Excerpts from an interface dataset
/---
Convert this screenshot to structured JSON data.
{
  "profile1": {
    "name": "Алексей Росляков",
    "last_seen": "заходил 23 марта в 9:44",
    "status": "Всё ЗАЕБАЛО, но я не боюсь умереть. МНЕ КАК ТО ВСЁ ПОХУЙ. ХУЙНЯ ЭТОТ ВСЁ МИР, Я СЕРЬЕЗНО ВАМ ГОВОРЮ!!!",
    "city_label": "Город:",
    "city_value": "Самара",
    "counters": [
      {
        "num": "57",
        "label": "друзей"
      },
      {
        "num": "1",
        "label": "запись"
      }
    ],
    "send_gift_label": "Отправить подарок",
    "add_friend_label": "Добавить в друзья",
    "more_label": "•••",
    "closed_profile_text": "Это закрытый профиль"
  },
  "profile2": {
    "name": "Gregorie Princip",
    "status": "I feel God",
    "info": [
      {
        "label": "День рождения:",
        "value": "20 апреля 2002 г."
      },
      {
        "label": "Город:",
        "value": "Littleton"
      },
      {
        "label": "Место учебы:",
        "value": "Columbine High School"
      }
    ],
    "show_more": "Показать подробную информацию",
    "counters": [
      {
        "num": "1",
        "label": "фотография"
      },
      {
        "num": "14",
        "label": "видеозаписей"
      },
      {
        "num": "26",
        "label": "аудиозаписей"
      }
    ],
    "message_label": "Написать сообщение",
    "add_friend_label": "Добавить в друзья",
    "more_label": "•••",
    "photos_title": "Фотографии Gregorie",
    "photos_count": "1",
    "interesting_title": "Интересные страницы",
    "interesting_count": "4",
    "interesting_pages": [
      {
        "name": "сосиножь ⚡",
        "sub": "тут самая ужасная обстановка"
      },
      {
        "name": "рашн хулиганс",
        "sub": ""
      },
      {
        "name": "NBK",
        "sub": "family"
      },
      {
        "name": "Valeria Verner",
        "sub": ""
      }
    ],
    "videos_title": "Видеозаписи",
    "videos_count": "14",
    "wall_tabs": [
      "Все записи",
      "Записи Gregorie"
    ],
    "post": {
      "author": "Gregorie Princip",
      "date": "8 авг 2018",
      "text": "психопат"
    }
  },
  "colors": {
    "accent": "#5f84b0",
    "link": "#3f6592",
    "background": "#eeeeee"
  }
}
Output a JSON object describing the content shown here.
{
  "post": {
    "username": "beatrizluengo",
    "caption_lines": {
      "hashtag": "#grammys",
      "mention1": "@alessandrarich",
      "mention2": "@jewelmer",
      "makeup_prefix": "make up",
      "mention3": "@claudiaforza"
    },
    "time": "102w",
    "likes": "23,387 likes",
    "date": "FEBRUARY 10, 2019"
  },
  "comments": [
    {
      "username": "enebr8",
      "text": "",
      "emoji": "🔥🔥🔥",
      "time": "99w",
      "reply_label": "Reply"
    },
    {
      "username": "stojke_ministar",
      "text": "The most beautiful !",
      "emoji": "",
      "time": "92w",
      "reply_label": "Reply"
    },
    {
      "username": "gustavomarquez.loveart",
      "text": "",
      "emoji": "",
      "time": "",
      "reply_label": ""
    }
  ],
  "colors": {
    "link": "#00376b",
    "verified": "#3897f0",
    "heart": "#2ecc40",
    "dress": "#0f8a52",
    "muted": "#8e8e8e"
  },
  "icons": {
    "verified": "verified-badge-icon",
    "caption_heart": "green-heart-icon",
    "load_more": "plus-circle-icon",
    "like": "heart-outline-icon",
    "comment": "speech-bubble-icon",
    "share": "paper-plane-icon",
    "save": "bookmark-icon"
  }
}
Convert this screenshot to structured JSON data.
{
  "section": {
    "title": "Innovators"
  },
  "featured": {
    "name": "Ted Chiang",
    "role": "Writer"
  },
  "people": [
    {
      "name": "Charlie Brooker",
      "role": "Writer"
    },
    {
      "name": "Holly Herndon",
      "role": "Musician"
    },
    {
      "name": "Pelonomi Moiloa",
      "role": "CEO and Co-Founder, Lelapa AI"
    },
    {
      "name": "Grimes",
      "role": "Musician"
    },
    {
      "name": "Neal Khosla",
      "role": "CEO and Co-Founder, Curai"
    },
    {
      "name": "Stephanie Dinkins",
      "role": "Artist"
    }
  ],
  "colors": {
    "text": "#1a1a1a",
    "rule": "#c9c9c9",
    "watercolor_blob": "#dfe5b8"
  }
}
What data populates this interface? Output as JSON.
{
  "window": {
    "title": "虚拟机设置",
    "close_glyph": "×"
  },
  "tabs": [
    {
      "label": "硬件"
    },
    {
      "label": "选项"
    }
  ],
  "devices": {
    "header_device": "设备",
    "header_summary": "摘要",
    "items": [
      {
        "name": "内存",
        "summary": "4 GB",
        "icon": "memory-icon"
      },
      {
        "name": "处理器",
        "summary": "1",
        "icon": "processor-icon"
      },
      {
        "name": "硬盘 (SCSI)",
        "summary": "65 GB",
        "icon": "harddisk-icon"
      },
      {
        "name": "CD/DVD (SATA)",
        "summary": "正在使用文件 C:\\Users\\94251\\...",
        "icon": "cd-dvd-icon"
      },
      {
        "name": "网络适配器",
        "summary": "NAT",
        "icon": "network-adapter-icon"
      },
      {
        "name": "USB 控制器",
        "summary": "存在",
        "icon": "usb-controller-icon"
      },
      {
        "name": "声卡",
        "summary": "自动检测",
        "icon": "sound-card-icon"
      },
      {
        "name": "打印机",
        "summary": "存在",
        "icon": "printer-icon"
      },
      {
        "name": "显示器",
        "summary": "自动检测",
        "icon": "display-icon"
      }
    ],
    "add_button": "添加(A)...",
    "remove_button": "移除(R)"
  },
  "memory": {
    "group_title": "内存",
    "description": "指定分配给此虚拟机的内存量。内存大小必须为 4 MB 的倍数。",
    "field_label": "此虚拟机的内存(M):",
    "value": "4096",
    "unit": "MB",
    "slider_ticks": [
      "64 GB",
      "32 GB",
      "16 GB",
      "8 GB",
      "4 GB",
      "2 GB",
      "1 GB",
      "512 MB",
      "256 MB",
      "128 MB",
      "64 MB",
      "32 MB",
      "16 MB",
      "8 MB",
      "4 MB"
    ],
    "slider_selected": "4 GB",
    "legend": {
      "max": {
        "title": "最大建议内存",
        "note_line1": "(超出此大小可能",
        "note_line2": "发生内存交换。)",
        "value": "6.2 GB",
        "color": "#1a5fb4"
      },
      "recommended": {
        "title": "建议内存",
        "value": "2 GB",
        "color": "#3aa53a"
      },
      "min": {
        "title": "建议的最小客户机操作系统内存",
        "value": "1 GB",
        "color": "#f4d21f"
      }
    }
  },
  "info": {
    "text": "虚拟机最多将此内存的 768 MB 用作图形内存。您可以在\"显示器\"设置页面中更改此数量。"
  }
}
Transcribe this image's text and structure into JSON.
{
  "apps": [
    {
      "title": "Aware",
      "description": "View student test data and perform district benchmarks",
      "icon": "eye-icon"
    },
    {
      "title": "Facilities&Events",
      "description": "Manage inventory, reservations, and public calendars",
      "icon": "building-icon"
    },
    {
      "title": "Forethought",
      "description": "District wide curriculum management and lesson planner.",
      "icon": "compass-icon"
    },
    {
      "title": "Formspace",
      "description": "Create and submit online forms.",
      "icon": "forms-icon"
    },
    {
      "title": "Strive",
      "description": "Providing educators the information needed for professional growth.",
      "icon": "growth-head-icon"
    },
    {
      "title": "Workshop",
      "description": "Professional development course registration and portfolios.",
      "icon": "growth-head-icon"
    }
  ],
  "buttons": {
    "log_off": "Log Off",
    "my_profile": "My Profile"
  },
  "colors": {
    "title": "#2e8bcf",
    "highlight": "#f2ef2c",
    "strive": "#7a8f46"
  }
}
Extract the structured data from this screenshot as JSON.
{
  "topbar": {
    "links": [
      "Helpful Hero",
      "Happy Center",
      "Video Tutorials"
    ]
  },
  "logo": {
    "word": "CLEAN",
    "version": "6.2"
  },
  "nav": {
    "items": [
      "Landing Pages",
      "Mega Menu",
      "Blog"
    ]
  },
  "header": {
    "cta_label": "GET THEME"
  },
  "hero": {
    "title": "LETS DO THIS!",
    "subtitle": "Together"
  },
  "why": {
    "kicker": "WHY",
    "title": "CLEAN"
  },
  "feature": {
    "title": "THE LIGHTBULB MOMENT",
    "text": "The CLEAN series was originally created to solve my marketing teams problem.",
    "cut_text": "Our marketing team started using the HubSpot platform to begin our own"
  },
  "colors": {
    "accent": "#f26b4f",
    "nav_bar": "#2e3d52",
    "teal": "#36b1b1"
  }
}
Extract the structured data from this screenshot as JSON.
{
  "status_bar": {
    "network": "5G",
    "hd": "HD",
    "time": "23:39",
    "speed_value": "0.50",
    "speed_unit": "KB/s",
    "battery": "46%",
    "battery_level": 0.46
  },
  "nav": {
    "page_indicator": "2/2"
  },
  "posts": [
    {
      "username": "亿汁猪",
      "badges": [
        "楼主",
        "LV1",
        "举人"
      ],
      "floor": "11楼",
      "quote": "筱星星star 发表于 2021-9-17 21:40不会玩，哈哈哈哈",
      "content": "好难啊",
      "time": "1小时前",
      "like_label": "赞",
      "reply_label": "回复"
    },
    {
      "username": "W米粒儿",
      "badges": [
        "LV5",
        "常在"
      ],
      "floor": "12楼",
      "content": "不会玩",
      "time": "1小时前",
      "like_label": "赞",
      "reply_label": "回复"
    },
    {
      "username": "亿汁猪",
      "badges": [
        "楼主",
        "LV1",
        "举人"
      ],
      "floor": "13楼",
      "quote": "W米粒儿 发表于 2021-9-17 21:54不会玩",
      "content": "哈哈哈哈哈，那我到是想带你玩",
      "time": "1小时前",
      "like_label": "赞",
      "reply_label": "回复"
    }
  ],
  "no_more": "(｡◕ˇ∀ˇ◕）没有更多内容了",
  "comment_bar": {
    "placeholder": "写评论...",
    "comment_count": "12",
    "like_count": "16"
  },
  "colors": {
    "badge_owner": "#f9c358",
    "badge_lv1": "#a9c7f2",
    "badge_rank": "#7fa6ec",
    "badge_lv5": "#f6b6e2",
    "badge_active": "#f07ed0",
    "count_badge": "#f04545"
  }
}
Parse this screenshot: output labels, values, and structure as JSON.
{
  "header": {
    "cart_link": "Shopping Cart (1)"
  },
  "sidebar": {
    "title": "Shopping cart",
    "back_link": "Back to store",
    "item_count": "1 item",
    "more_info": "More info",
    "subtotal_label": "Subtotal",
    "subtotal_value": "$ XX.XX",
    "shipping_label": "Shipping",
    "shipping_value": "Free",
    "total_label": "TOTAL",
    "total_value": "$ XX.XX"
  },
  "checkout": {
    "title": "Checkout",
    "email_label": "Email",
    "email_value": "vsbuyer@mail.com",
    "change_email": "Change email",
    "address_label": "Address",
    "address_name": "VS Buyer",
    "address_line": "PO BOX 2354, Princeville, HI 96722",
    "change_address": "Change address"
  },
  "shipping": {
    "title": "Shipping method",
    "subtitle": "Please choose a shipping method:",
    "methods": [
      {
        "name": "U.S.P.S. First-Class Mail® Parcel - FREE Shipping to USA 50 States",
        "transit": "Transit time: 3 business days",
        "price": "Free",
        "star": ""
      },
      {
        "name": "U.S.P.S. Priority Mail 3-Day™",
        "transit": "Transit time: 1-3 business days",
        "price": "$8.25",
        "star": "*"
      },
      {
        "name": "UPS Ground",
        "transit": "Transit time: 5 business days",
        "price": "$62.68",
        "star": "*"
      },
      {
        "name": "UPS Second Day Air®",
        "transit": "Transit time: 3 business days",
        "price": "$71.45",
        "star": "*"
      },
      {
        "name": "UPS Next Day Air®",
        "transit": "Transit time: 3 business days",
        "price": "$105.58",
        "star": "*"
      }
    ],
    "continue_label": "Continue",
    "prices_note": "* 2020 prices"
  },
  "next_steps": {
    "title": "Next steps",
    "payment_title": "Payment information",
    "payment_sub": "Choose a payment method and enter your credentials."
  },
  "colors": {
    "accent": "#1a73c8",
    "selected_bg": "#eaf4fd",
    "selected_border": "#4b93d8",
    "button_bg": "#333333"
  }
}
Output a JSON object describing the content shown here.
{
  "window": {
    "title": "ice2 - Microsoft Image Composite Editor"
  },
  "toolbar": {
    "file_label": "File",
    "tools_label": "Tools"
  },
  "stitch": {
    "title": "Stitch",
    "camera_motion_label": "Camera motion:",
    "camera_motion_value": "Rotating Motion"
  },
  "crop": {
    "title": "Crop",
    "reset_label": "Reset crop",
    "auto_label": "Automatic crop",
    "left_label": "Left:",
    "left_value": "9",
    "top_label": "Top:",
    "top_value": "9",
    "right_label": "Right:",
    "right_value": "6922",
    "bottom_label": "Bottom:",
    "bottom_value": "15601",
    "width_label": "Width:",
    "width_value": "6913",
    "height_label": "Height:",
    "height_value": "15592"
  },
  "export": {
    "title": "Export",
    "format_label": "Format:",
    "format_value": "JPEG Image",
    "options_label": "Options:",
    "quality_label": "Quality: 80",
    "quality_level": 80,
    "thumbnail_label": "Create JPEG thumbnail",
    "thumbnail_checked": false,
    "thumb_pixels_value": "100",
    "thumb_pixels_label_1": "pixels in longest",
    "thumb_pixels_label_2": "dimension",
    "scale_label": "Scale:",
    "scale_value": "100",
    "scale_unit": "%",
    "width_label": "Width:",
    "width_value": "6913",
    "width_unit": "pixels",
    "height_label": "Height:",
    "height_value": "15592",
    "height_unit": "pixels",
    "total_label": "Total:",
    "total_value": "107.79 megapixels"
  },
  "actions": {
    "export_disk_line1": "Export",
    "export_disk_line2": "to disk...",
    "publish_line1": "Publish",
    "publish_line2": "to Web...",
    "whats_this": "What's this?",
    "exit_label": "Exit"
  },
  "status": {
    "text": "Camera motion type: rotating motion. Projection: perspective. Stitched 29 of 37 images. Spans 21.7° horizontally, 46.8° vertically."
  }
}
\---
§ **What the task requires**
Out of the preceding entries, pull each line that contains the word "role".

§ **Response box**
    "role": "Writer"
      "role": "Writer"
      "role": "Musician"
      "role": "CEO and Co-Founder, Lelapa AI"
      "role": "Musician"
      "role": "CEO and Co-Founder, Curai"
      "role": "Artist"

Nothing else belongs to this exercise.